**What is being asked:** Where does the string "title" appear in the records? Copy every line that contains it.

===== Given information =====

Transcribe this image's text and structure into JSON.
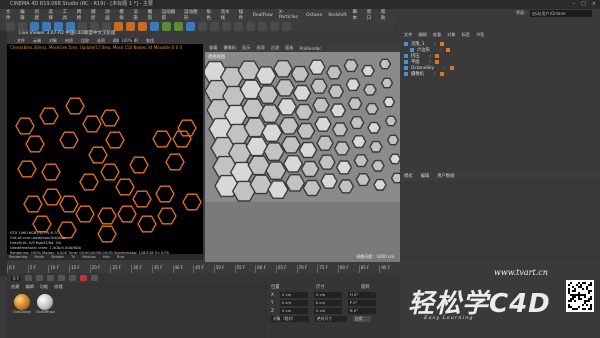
{
  "window": {
    "title": "CINEMA 4D R19.068 Studio (RC - R19) - [未标题 1 *] - 主要"
  },
  "menu": {
    "items": [
      "文件",
      "编辑",
      "创建",
      "选择",
      "工具",
      "网格",
      "捕捉",
      "动画",
      "模拟",
      "渲染",
      "雕刻",
      "运动跟踪",
      "运动图形",
      "角色",
      "流水线",
      "插件",
      "RealFlow",
      "X-Particles",
      "Octane",
      "Redshift",
      "脚本",
      "窗口",
      "帮助"
    ]
  },
  "layout": {
    "label": "界面：",
    "value": "启动(用户)Octane"
  },
  "live_viewer": {
    "title": "Live Viewer 3.07-R2 中国C4D联盟中文汉化版",
    "menu": [
      "文件",
      "云端",
      "对象",
      "材质",
      "比较",
      "选项",
      "帮助",
      "HDR",
      "查找"
    ],
    "zoom": "100%",
    "status": "Check(8ms,30ms), MeshGen:5ms, Update[C]:0ms, Mesh:150 Nodes:34 Movable:0 0 0",
    "stats": [
      "GTX 1060 6GB [1]    7%    6.7C",
      "Out-of-core used/max:0kb/4Gb",
      "Grey8/16: 0/0    Rgb32/64: 0/0",
      "Used/free/total vram: 1.4Gb/4.0Gb/6Gb",
      "Rendering: 100%  Ms/sec: 0.000  Time: 00:00:00/00:00:00  Spp/maxspp: 128/128  Tri: 0/7k"
    ],
    "footer": [
      "Rendering",
      "Mode",
      "Render",
      "Tri",
      "Meshes",
      "Hair",
      "Rnd"
    ]
  },
  "viewport": {
    "menu": [
      "查看",
      "摄像机",
      "显示",
      "选项",
      "过滤",
      "面板",
      "ProRender"
    ],
    "label": "透视视图",
    "zoom": "网格间距：1000 cm"
  },
  "object_manager": {
    "menu": [
      "文件",
      "编辑",
      "查看",
      "对象",
      "标签",
      "书签"
    ],
    "items": [
      {
        "name": "克隆_1",
        "indent": 0
      },
      {
        "name": "六边形",
        "indent": 1
      },
      {
        "name": "挤压",
        "indent": 0
      },
      {
        "name": "平面",
        "indent": 0
      },
      {
        "name": "OctaneSky",
        "indent": 0
      },
      {
        "name": "摄像机",
        "indent": 0
      }
    ]
  },
  "attributes": {
    "menu": [
      "模式",
      "编辑",
      "用户数据"
    ]
  },
  "timeline": {
    "ticks": [
      "0 F",
      "5 F",
      "10 F",
      "15 F",
      "20 F",
      "25 F",
      "30 F",
      "35 F",
      "40 F",
      "45 F",
      "50 F",
      "55 F",
      "60 F",
      "65 F",
      "70 F",
      "75 F",
      "80 F",
      "85 F",
      "90 F"
    ],
    "current": "0 F"
  },
  "materials": {
    "menu": [
      "创建",
      "编辑",
      "功能",
      "纹理"
    ],
    "items": [
      "OctGlossy",
      "OctDiffuse"
    ]
  },
  "coordinates": {
    "headers": [
      "位置",
      "尺寸",
      "旋转"
    ],
    "rows": [
      {
        "axis": "X",
        "pos": "0 cm",
        "size": "0 cm",
        "rot": "H 0°"
      },
      {
        "axis": "Y",
        "pos": "0 cm",
        "size": "0 cm",
        "rot": "P 0°"
      },
      {
        "axis": "Z",
        "pos": "0 cm",
        "size": "0 cm",
        "rot": "B 0°"
      }
    ],
    "mode": "对象（相对）",
    "size_mode": "绝对尺寸",
    "apply": "应用"
  },
  "brand": {
    "url": "www.tvart.cn",
    "logo": "轻松学C4D",
    "slogan": "Easy Learning"
  },
  "colors": {
    "hex_stroke": "#e4731f",
    "bg_dark": "#000000",
    "panel": "#3a3a3a"
  }
}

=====

**Exercise output:**
    "title": "CINEMA 4D R19.068 Studio (RC - R19) - [未标题 1 *] - 主要"
    "title": "Live Viewer 3.07-R2 中国C4D联盟中文汉化版",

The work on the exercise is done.